Website and app data records:
--- START ---

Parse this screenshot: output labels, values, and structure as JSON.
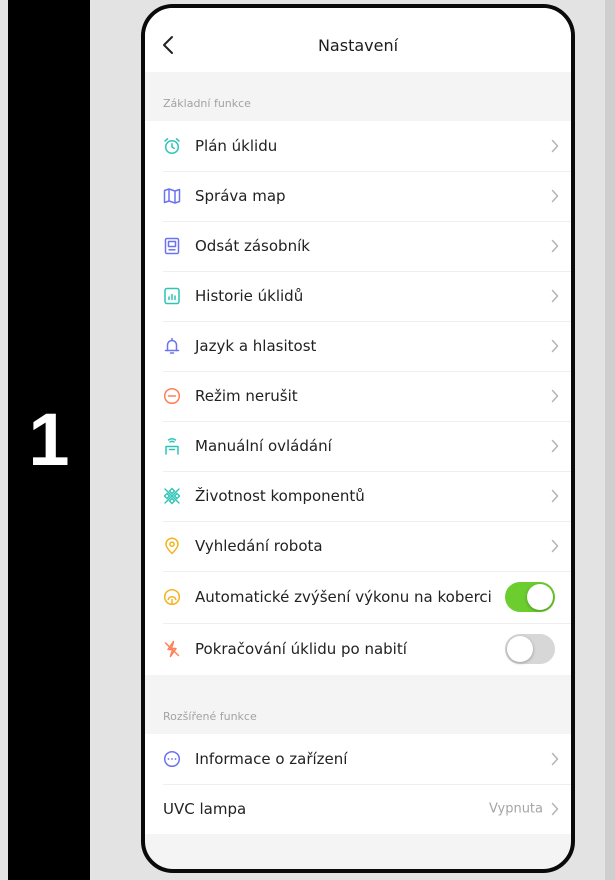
{
  "step": "1",
  "header": {
    "title": "Nastavení"
  },
  "sections": {
    "basic": "Základní funkce",
    "extended": "Rozšířené funkce"
  },
  "items": [
    {
      "label": "Plán úklidu",
      "icon": "alarm-clock-icon",
      "color": "#2ec4b6"
    },
    {
      "label": "Správa map",
      "icon": "map-icon",
      "color": "#6b73f2"
    },
    {
      "label": "Odsát zásobník",
      "icon": "dustbin-icon",
      "color": "#6b73f2"
    },
    {
      "label": "Historie úklidů",
      "icon": "history-chart-icon",
      "color": "#2ec4b6"
    },
    {
      "label": "Jazyk a hlasitost",
      "icon": "bell-icon",
      "color": "#6b73f2"
    },
    {
      "label": "Režim nerušit",
      "icon": "do-not-disturb-icon",
      "color": "#ff7f57"
    },
    {
      "label": "Manuální ovládání",
      "icon": "remote-control-icon",
      "color": "#2ec4b6"
    },
    {
      "label": "Životnost komponentů",
      "icon": "components-icon",
      "color": "#2ec4b6"
    },
    {
      "label": "Vyhledání robota",
      "icon": "location-pin-icon",
      "color": "#f5b322"
    }
  ],
  "toggles": [
    {
      "label": "Automatické zvýšení výkonu na koberci",
      "icon": "carpet-boost-icon",
      "color": "#f5b322",
      "state": "on"
    },
    {
      "label": "Pokračování úklidu po nabití",
      "icon": "charge-bolt-icon",
      "color": "#ff7f57",
      "state": "off"
    }
  ],
  "extended_items": [
    {
      "label": "Informace o  zařízení",
      "icon": "info-dots-icon",
      "color": "#6b73f2"
    },
    {
      "label": "UVC lampa",
      "value": "Vypnuta"
    }
  ],
  "colors": {
    "toggle_on": "#6ccd2e",
    "toggle_off": "#d7d7d7",
    "background": "#f4f4f4"
  }
}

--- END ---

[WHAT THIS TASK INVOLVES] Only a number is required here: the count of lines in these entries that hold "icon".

[ANSWER TO THIS PROBLEM] 12